You may have heard the term “trust” thrown around in discussions about savings options and investment plans, but may not know exactly what a savings trust is. Some people mistakenly assume that trusts are exclusively for very wealthy people, causing them to feel out of reach or even intimidating to some. This is a common misconception, as trust funds are an ideal option for individuals with diverse income levels and savings goals.
Here’s a quick primer on the basics of this amazing tool – a trust is a type of legal entity (kind of like a company) that is comprised of three persons: the grantor, the beneficiary (who may also be the grantor), and the trustee. The grantor is the person who establishes the trust and contributes funds to the account. The beneficiary is ultimately the one who receives the benefits of the invested assets. The trustee is the third party who is responsible for managing the funds and maintaining the terms of the trust as established by the grantor. To put it simply, a trust is a way for a person (the grantor) to set up an account for a beneficiary. There are several advantages to choosing to save this way.
Assets are Protected
One major way a trust is beneficial is that it’s considered a separate entity by law, similar to how a corporation is treated as a separate “person” in business. This means the funds are not attached to an owner or considered possessions of any individual person. For this reason, the assets cannot be seized regardless of the grantor’s personal financial situation. If you, as the grantor are sued, have to claim bankruptcy, file for divorce, or find yourself in any other legal situation where debtors are seizing your assets, the funds in the trust are fully protected from all of this. This especially makes a trust an attractive option as a secure way to save money for yourself, for family members, or for other loved ones without the risk of losing everything because of some unpredictable unfortunate financial circumstances.
For the purposes of college savings, a trust is extremely advantageous because it has no effect on eligibility for financial aid, grants, or scholarships. The funds are not considered assets of either the parents or the child, so they are not factored into the expected family contribution (EFC) when applying for federal financial aid. This is not the case with other college savings accounts, such as 529 plans or Coverdell Education Savings Accounts.

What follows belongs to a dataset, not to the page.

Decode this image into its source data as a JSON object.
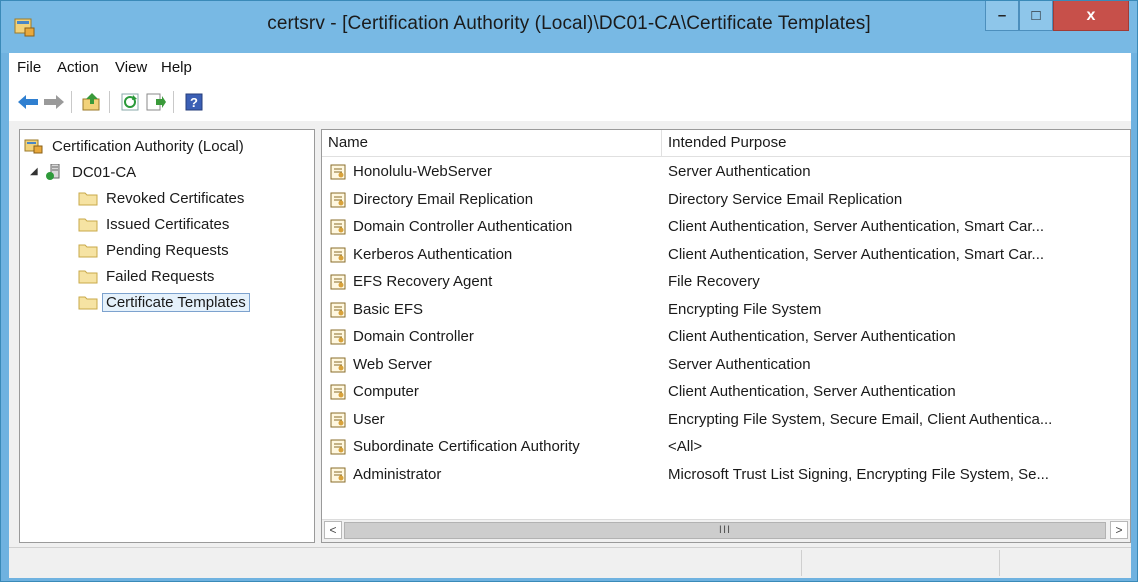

Control of Funds
One concern facing those who wish to set up a college savings account is not having control over how the funds are spent. With some types of accounts, such as UGMA/UTMA custodial accounts, all funds are irrevocably transferred to the beneficiary once he or she becomes of age. If you were depositing money for a specific reason, such as a college education, these types of accounts offer no guarantee that the money will be used for that explicit purpose. The child (the beneficiary) has full legal control over the money, and how they choose to use it may not be in line with your initial intent.

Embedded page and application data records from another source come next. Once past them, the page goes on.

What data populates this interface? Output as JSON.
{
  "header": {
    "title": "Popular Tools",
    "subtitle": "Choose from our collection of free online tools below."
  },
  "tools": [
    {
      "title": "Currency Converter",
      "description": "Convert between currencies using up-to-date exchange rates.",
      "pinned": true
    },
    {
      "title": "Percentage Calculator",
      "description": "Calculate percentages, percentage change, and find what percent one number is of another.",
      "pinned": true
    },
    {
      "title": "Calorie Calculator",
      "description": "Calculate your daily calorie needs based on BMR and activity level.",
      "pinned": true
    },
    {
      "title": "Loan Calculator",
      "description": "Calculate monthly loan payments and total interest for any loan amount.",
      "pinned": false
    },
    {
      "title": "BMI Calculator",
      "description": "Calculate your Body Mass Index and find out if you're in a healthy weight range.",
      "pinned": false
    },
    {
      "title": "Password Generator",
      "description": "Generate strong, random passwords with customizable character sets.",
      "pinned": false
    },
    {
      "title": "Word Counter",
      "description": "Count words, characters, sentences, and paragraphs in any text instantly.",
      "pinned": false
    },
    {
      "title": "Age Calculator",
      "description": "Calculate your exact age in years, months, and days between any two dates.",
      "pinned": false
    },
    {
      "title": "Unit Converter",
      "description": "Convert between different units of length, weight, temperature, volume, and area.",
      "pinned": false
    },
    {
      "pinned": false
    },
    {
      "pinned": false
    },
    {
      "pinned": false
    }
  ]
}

This is not the case with a savings trust, as the grantor maintains a level of control over the funds by designating a clear set of distribution terms at the time the account is set up. That leaves the age of distribution flexible to whenever the grantor believes the beneficiary can responsibly handle the funds alone. It doesn’t necessarily have to be the age when the beneficiary legally becomes an adult. Until that set time, the grantor can approve or deny disbursement requests to be sure the funds are only being used for appropriate expenses.
Professionally Managed Funds
As mentioned earlier, trusts are maintained and managed by a licensed, chartered trust company as the trustee. The trust company, as a regulated financial institution oversees and protects the funds. This ensures that your trust assets are protected and available to you when you need them. The trust company is tasked with professionally managing trust operations, security best practices, and government filing and regulations to stay on top of all facets of your trust.
With your trust being professionally managed, the trustee will focus on investing your money to grow your gains in accordance with your preferences for risk and time horizon. When setting up your account, you define how conservative or aggressive you’d like the trustee to be with your investment preferences. From there, the funds are invested in numerous ways, including in stock market index funds, real estate, corporate bonds, government-issued securities and FDIC-insured cash. These investments allow your money to grow over time with the security of knowing there are professional financial advisors and trust officers behind it.
A College Savings Trust, by Prime Trust, LLC, is set up specifically for the purpose of contributing towards a child’s educational future. Even those who can only make smaller contributions are able to open an account with as little as $25 to take advantage of all the benefits a trust has to offer. In addition, a College Savings Trust has the option of sharing the account with family and friends so they can make gift contributions whenever they’d like, as often as they’d like, in just a few minutes. More and more parents are realizing the status quo of college savings planning doesn’t always offer everything they’d hoped. A College Savings Trust is the perfect choice for parents looking for a smart, comprehensive, and secure way to save for their child’s college education.